The first component is to raise the business profile of the state, which is what Christie will be doing on his cross county campaign trail trip, Guadagno said.
The second piece, already in place, is utilizing the Economic Development Authority, a government assistance department with access to capital, bond financing, loans, tax incentives, and real estate development assistance.
(The EDA was “instrumental” in bringing in Coke, Guadagno said, although CCE officials said no tax incentives were provided.)
The third element to Guadagno’s Partnership for Action is the New Jersey Business Action Center (NJBAC).
The NJBAC is a go-between for business and government, “to help you get the permits and work with the locals,” Guadagno said. “New Jersey is open for business again.”
Coca-Cola Enterprises (CCE) is building a 270,000-square-foot sales and distribution center in Monmouth Junction. CCE is headquartered in Atlanta and responsible for 80 percent of U.S. sales.
The warehouse is a consolidation of several locations in the region and should July 2011.
With Campbell Soup, Honeywell, and Pitney Bowes, Coke is the fourth Fortune 500 company to expand in New Jersey.
Christie said today that the state is “looking for ways to say yes, not looking to put hurdles up” for businesses.
Bureaucracy can be “mind numbing,” Christie said, and challenging in a business sense, but he intends to make sure government is “no longer a major impediment” to business.
“I know it’s hard to believe there are issues with permitting in New Jersey,” he quipped.
Because of its available land and central location between New York and Philadelphia, the area around South Brunswick is a burgeoning distribution hub, with the recent additions of Jacques Moret Inc., an apparel design distribution of Joe Boxer and DKNY, and Williams-Sonoma, whose distribution center leases 1.4 million square feet around the corner from the Coke site.
Today, Coke ballyhooed that fact that their building will be environmentally-friendly – following LEED certification processes – including skylights, clerestories (reflective roof surfaces), water-conscious plumbing fixtures and more efficient HVAC equipment.
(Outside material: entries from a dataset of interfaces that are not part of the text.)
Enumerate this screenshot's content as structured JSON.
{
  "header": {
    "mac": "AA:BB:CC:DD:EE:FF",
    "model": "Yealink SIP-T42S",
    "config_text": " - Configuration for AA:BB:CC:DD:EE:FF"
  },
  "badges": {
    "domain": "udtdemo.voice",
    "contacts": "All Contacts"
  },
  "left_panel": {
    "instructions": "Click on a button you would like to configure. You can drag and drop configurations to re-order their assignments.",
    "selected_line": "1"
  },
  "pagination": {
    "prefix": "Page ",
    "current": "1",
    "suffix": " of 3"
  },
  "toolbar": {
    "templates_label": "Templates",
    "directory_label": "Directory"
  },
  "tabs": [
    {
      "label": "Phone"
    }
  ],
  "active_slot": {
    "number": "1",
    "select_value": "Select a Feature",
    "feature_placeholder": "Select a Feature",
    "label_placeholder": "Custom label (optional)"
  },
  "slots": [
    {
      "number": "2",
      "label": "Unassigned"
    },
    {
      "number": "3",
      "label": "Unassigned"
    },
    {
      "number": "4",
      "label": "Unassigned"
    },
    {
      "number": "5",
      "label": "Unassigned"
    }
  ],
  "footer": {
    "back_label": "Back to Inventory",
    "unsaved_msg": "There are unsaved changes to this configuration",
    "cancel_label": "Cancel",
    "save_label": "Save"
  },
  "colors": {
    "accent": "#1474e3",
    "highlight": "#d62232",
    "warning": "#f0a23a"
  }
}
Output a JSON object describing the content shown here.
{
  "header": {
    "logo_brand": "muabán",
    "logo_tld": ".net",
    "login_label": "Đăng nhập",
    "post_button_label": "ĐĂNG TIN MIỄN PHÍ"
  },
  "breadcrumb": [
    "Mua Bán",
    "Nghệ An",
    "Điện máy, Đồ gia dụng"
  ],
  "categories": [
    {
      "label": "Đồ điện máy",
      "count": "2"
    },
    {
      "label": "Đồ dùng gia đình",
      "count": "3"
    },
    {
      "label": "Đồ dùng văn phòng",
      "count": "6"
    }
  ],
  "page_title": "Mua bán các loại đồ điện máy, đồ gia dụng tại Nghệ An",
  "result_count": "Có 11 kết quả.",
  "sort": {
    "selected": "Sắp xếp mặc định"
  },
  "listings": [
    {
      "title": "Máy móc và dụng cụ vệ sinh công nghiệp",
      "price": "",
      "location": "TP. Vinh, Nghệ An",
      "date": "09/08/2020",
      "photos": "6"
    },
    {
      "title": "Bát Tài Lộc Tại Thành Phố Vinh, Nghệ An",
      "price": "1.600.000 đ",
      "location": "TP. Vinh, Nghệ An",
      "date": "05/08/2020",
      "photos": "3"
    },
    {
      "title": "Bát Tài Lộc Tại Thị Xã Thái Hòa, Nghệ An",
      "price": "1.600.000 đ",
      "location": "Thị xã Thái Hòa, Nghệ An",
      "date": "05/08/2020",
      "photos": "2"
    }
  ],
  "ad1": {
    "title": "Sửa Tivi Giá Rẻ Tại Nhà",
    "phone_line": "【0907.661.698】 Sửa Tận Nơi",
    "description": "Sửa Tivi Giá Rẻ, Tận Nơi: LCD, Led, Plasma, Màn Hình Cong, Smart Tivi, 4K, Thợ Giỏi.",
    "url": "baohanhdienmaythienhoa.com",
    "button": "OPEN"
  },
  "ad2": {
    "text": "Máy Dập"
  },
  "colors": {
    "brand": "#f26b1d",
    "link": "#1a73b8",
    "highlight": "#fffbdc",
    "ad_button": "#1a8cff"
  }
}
But this week investigative journalist Michael Blanding released his book, “The Coke Machine: The Dirty Truth Behind the World’s Favorite Soft Drink,” which accuses Coca-Cola Company, CCE’s parent, of various global transgressions.
“From India to Mexico, where bottling plants are suspected of decimating water supplies and spreading toxic pollution; to Columbia, where Coke union organizers are reportedly being killed for trying to protect their rights; to America, where super-sizing and exclusive soda contracts with schools have in part fueled a childhood obesity crisis, ‘The Coke Machine’ exposes the costs behind one extremely influential company’s quest for international success,” according to Blanding’s website.
Neither Michael Sullivan, CCE president of marketing, or Michael Drewniak, Christie’s spokesperson, would comment on the allegations of the book.
Christie’s stop in South Brunswick was quick – less than a half-an-hour – and he left before taking questions from the press.